“You don’t understand,” he boasted. “I was in Alcatraz; I was in the toughest penitentiaries. I’m a bad guy, not somebody you wanna come out here and mess with.”
“Is that what I’m doing, Whitey, messing with you?”
“You tell me.”
“I just asked you.”
“You got any idea of the stuff I’ve done?”
“That’s why I’m here, to find out what you’ve done and what you’re doing for us. See, you wanna tell me about all the stuff you’ve done when I want to hear what you’re doing for me. Because you’re the informant.” My last remark, a caustic taunt. “Whitey, what are you doing for the FBI?” I finally asked when he lapsed into silence, even though the answer was already written on the parts of his face I could see through the dim lighting. “What are you doing for me?”
The answer, of course, was nothing, and Fitzpatrick embarked on a twenty-year quest, both in and out of the FBI, to prove that to the world in general and Bureau in particular. Three times he developed informants prepared to give up Bulger and force the FBI to give the gangster up as an alleged informant. All three times information leaked out from within the Bureau, and all three times the informants were murdered, the last one being John McIntyre whose body was not recovered until 2000.

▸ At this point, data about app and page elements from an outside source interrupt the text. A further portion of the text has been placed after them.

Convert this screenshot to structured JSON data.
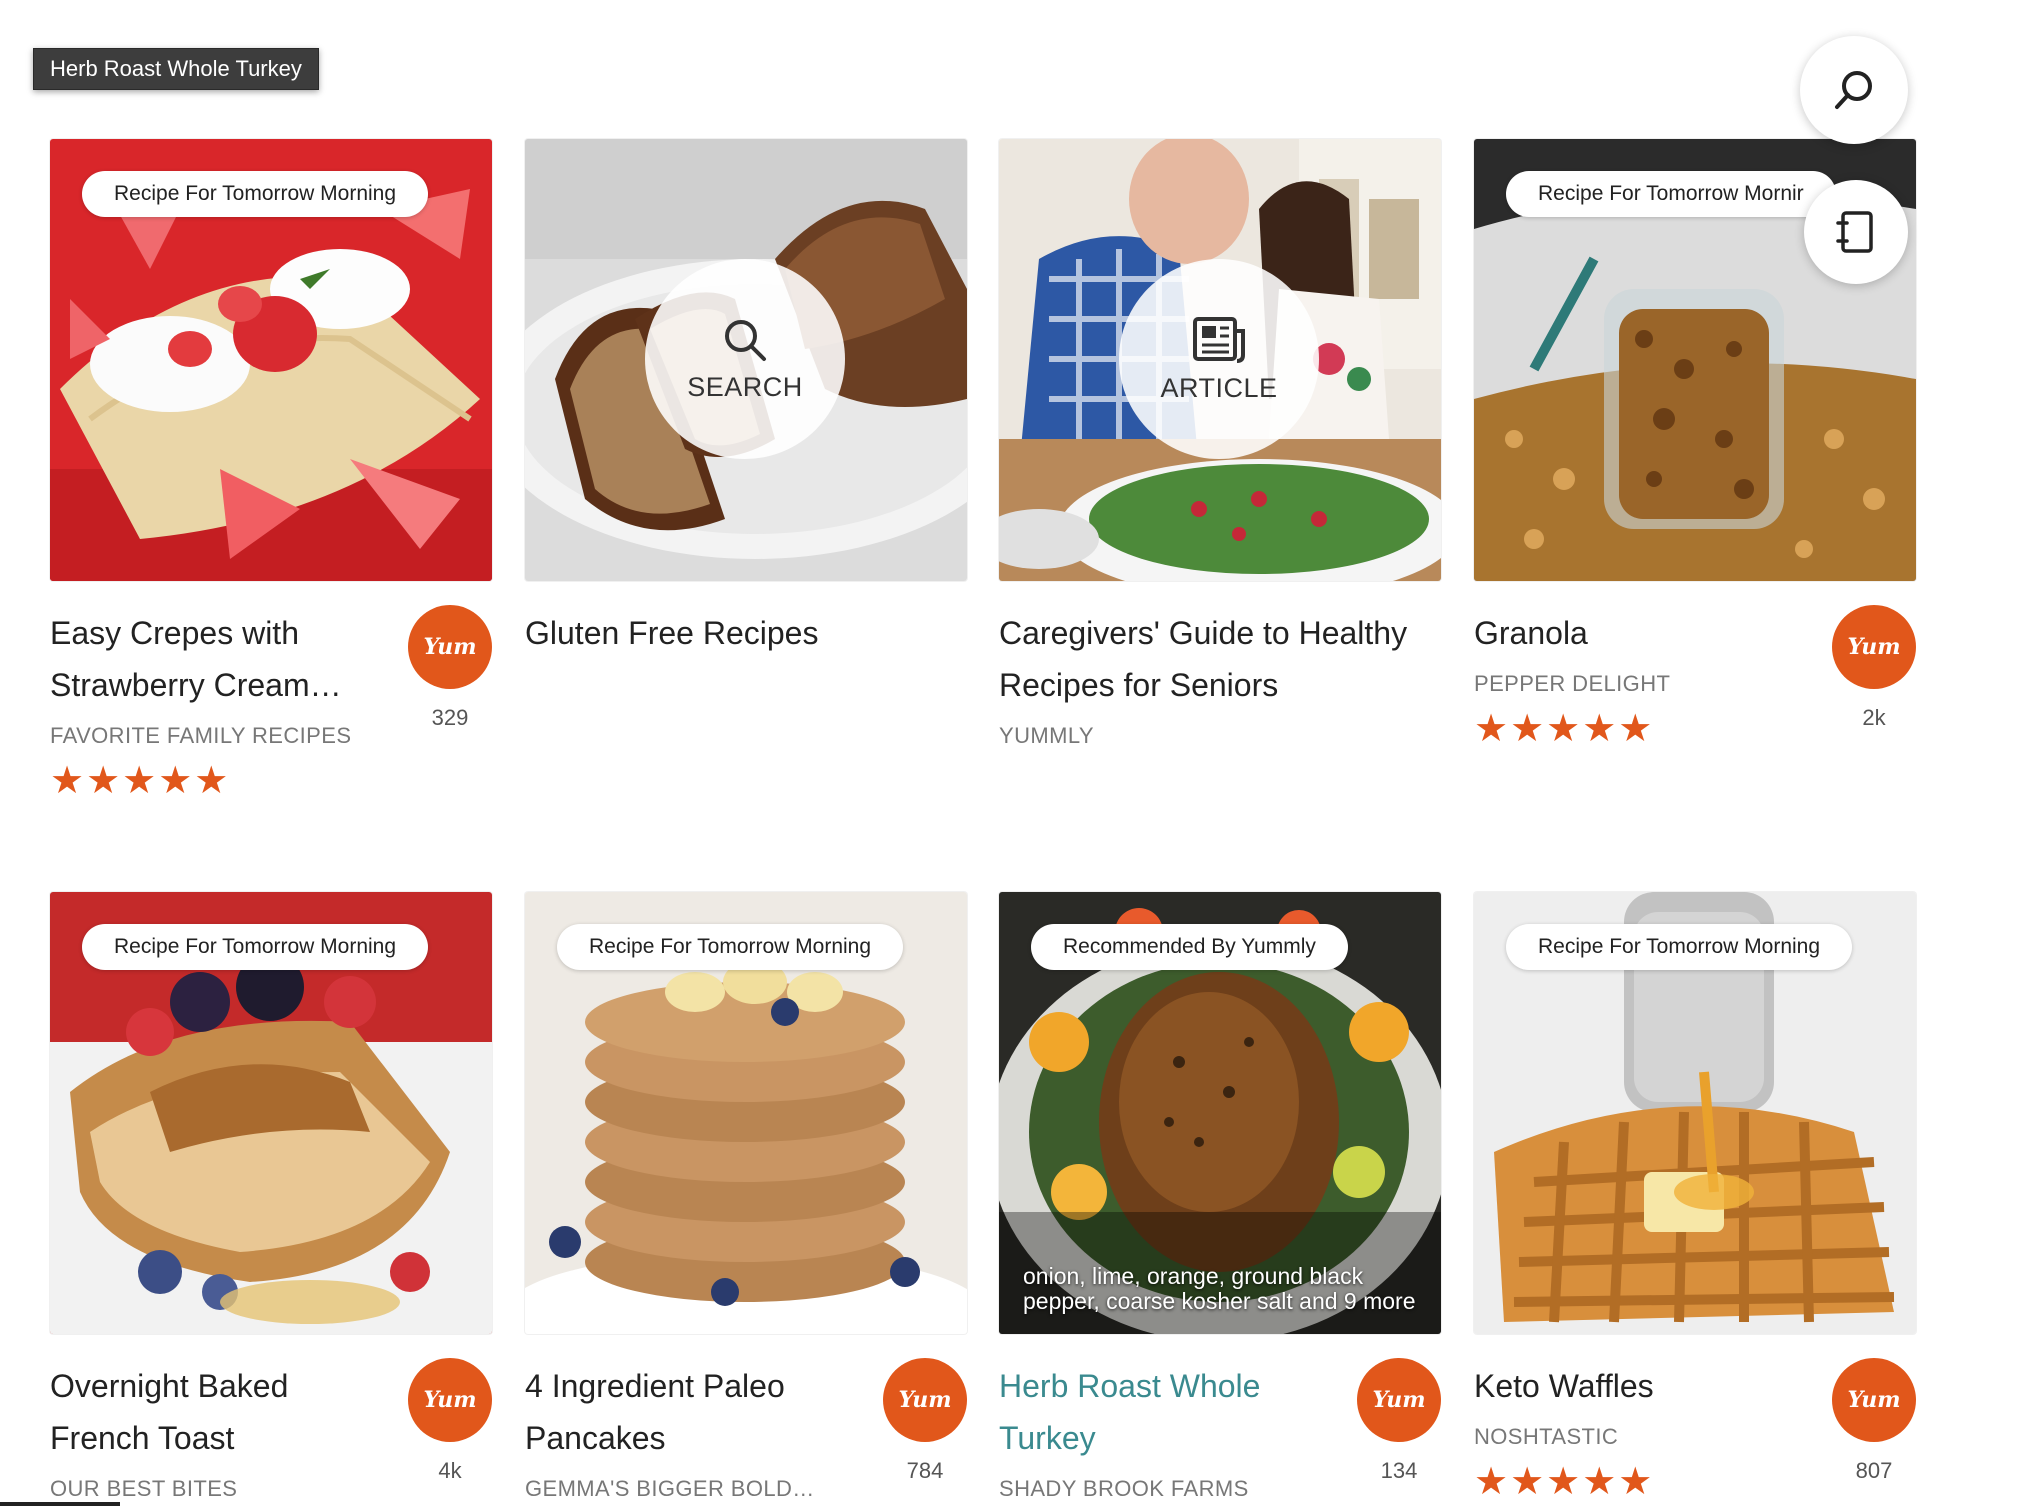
{
  "tooltip": "Herb Roast Whole Turkey",
  "colors": {
    "accent": "#e1571b",
    "link": "#3a8a8f"
  },
  "fabs": [
    {
      "name": "search-fab",
      "icon": "search-icon"
    },
    {
      "name": "collections-fab",
      "icon": "notebook-icon"
    }
  ],
  "cards": [
    {
      "title": "Easy Crepes with Strawberry Cream…",
      "tag": "Recipe For Tomorrow Morning",
      "source": "FAVORITE FAMILY RECIPES",
      "stars": "★★★★★",
      "yum_label": "Yum",
      "yum_count": "329"
    },
    {
      "title": "Gluten Free Recipes",
      "overlay": "SEARCH"
    },
    {
      "title": "Caregivers' Guide to Healthy Recipes for Seniors",
      "overlay": "ARTICLE",
      "source": "YUMMLY"
    },
    {
      "title": "Granola",
      "tag": "Recipe For Tomorrow Mornir",
      "source": "PEPPER DELIGHT",
      "stars": "★★★★★",
      "yum_label": "Yum",
      "yum_count": "2k"
    },
    {
      "title": "Overnight Baked French Toast",
      "tag": "Recipe For Tomorrow Morning",
      "source": "OUR BEST BITES",
      "yum_label": "Yum",
      "yum_count": "4k"
    },
    {
      "title": "4 Ingredient Paleo Pancakes",
      "tag": "Recipe For Tomorrow Morning",
      "source": "GEMMA'S BIGGER BOLD…",
      "yum_label": "Yum",
      "yum_count": "784"
    },
    {
      "title": "Herb Roast Whole Turkey",
      "tag": "Recommended By Yummly",
      "ingredients": "onion, lime, orange, ground black pepper, coarse kosher salt and 9 more",
      "source": "SHADY BROOK FARMS",
      "yum_label": "Yum",
      "yum_count": "134"
    },
    {
      "title": "Keto Waffles",
      "tag": "Recipe For Tomorrow Morning",
      "source": "NOSHTASTIC",
      "stars": "★★★★★",
      "yum_label": "Yum",
      "yum_count": "807"
    }
  ]
}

What attracted me to Fitzpatrick’s story, which became BETRAYAL, was that it was one of those rare nonfiction “thrillers” that had a third act. Even before Whitey Bulger was finally captured in Santa Monica in California last June, a series of trials over the past few years had already validated all of Fitzpatrick’s claims and fully vindicated his efforts. Bulger’s apprehension was just the icing on the cake.
And here’s the thing. My fictional thrillers also feature heroes defined by their ability to overcome incredible odds and survive, if not thrive, on their own. They are men and women unafraid to buck the system, to do the right thing regardless of what they must sacrifice along the way. Well, that describes Bob Fitzpatrick perfectly.
“I took on plenty of guys like you,” Bulger taunted during that now famous meeting with Fitzpatrick. “Turned out they weren’t so tough either.”
Turned out he couldn’t have been more wrong.